Set down every line of the data, unchanged and complete.

(Beginning of Entries supplied)

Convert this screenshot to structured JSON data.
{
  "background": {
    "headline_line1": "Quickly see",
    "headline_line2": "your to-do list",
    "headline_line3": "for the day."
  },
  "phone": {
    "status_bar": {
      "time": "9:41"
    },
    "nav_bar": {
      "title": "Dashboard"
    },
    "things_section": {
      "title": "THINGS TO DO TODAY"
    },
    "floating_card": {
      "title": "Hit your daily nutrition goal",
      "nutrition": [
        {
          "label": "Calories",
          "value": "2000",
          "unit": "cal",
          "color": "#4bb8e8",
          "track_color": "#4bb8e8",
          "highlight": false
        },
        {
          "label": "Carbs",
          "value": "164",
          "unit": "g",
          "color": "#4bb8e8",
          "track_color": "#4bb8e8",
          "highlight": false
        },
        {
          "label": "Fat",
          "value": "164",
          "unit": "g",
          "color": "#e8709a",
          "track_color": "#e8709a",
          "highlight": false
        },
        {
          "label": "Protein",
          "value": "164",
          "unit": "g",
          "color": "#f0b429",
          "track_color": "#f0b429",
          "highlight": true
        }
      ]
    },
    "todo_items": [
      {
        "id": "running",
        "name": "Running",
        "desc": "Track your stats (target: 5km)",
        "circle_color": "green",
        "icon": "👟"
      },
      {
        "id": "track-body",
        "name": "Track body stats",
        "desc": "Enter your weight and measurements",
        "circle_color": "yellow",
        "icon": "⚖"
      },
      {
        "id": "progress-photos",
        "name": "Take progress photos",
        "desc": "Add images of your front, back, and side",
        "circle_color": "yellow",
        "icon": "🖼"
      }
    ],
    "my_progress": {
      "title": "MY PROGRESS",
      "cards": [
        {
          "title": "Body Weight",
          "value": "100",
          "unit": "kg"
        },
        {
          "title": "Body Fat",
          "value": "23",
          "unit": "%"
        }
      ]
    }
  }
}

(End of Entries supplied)

• **Final answer**
Convert this screenshot to structured JSON data.
{
  "background": {
    "headline_line1": "Quickly see",
    "headline_line2": "your to-do list",
    "headline_line3": "for the day."
  },
  "phone": {
    "status_bar": {
      "time": "9:41"
    },
    "nav_bar": {
      "title": "Dashboard"
    },
    "things_section": {
      "title": "THINGS TO DO TODAY"
    },
    "floating_card": {
      "title": "Hit your daily nutrition goal",
      "nutrition": [
        {
          "label": "Calories",
          "value": "2000",
          "unit": "cal",
          "color": "#4bb8e8",
          "track_color": "#4bb8e8",
          "highlight": false
        },
        {
          "label": "Carbs",
          "value": "164",
          "unit": "g",
          "color": "#4bb8e8",
          "track_color": "#4bb8e8",
          "highlight": false
        },
        {
          "label": "Fat",
          "value": "164",
          "unit": "g",
          "color": "#e8709a",
          "track_color": "#e8709a",
          "highlight": false
        },
        {
          "label": "Protein",
          "value": "164",
          "unit": "g",
          "color": "#f0b429",
          "track_color": "#f0b429",
          "highlight": true
        }
      ]
    },
    "todo_items": [
      {
        "id": "running",
        "name": "Running",
        "desc": "Track your stats (target: 5km)",
        "circle_color": "green",
        "icon": "👟"
      },
      {
        "id": "track-body",
        "name": "Track body stats",
        "desc": "Enter your weight and measurements",
        "circle_color": "yellow",
        "icon": "⚖"
      },
      {
        "id": "progress-photos",
        "name": "Take progress photos",
        "desc": "Add images of your front, back, and side",
        "circle_color": "yellow",
        "icon": "🖼"
      }
    ],
    "my_progress": {
      "title": "MY PROGRESS",
      "cards": [
        {
          "title": "Body Weight",
          "value": "100",
          "unit": "kg"
        },
        {
          "title": "Body Fat",
          "value": "23",
          "unit": "%"
        }
      ]
    }
  }
}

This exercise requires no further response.